Crowd funding is a wonderful free market capitalist solution for projects looking to get startup capital. Except it’s not. It isn’t even a market solution.
This does not necessarily hold true for equity crowd funding systems that are emerging, and this article will not cover those forms of crowd funding. In order to understand this, we need to first consider what it means for something to be a market. A market is a location (physical or virtual) in which buyers and sellers exchange goods or services for a price.
A price is just the amount of another good or service a person is willing to give in exchange. In general, a person, who purchases a good or service, should be able to turn around and sell that good or service in the same market for roughly the price he paid. This is of course only true in the general sense. If there are only a few willing buyers or sellers of the good or service, then it might be difficult to resell it. This is also only true, of course, if the person has not yet used it, thus changing its value, and if the time passed is relatively short. We see this all the time in the stock market. If I purchase 100 shares of Corporation A for $20 a share, then I should be able to sell it back for roughly the same amount, if I don’t wait too long.

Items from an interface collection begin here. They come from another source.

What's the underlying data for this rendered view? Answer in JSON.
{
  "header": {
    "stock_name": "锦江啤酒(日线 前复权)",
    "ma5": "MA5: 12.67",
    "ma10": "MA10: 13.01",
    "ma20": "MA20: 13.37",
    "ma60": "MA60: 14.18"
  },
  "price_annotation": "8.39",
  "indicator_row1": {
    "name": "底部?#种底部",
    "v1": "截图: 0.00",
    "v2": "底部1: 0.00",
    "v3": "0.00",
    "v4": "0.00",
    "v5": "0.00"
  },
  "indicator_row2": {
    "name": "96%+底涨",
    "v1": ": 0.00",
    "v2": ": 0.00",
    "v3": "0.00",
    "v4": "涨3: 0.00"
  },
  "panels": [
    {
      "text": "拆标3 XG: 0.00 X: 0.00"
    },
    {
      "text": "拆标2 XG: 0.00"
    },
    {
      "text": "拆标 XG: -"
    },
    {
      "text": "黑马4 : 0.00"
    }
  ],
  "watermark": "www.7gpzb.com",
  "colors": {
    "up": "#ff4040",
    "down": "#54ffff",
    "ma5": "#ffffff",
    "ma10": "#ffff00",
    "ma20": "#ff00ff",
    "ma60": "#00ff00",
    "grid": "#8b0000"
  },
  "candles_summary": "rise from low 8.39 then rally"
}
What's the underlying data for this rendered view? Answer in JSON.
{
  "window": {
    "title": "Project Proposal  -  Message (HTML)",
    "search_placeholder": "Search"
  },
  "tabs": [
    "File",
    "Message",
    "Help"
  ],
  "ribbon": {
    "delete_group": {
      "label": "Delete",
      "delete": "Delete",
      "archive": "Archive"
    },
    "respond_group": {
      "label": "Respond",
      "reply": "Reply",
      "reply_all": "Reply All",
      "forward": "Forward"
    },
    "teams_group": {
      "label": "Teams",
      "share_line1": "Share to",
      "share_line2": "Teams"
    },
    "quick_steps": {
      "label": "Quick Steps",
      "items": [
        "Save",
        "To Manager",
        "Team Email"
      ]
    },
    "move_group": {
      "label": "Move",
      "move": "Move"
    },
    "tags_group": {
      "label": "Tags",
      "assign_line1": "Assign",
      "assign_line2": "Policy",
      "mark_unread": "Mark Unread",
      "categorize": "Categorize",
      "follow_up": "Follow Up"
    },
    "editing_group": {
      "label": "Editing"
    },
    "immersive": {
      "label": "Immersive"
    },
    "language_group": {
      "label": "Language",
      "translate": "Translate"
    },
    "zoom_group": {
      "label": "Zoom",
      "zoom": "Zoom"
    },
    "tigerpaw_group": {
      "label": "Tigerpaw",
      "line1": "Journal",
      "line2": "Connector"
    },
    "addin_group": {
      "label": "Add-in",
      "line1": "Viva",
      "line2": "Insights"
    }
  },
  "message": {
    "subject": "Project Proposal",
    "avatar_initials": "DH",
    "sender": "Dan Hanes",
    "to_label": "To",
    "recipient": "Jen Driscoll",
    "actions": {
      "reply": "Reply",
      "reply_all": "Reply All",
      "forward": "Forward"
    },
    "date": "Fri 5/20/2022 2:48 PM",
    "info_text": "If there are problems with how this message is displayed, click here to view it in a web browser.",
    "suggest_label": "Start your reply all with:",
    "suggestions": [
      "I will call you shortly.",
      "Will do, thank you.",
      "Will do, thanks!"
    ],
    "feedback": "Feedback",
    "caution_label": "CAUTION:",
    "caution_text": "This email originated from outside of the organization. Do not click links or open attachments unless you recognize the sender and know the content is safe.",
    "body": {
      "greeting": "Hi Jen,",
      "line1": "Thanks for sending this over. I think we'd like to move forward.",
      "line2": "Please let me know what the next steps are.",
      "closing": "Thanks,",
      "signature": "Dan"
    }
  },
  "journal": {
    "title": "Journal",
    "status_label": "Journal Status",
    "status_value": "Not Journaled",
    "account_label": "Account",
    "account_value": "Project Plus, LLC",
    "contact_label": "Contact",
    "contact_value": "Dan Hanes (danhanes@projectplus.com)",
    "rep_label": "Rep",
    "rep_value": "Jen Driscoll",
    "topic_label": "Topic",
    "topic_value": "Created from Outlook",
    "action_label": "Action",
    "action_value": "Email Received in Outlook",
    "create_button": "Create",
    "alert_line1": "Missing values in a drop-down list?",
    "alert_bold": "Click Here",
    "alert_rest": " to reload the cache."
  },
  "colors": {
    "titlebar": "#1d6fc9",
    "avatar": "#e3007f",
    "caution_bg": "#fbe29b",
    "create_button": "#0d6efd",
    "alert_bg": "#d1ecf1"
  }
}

But does this hold true in crowd funding campaigns? The answer is generally not. The combined prices of the goods and services for the pledge level is largely detached from the amount that you must pledge to receive them. A t-shirt might cost twice as much to get through a crowd funding campaign than if you were to purchase an equivalent shirt somewhere else.
But there’s another component which makes the stock market an actual market. Once initiated, there is a contractual agreement between the buyer and the seller. The buyer is required to pay the agreed upon price. The seller is required to provide the good or service. If one party delivers, but the other does not, legal actions can be taken.
This is not the case when it comes to crowd funding. The project has no legal obligation to provide the perks. Why? Because crowd funding pledges are not considered a purchase. Crowd funding platforms are not stores, and in the case of Kickstarter, their staff goes to great lengths to make sure that people know this. Your pledge is a gift to the project team. The perks are gifts that they want to give you, the backer, in return. However, they are only gifts. If the project fails to come to completion, you have no recourse to get your money back or get the perks.
Connection to Markets
That certainly does not sound like a market, let alone a capitalist market. That’s because it isn’t. Now, the next question is whether or not a non market system can be considered capitalism? It doesn’t seem very reasonable. It is however connected to the market and to capitalism. While there are campaigns for charities, which generally reside on other crowd funding sites like Indigogo, Kickstarter campaigns generally exist to get a product into the market. Once the project is successful, the business sells its product to the general population where the price is set by supply and demand, and where the business is obligated to deliver the items sold.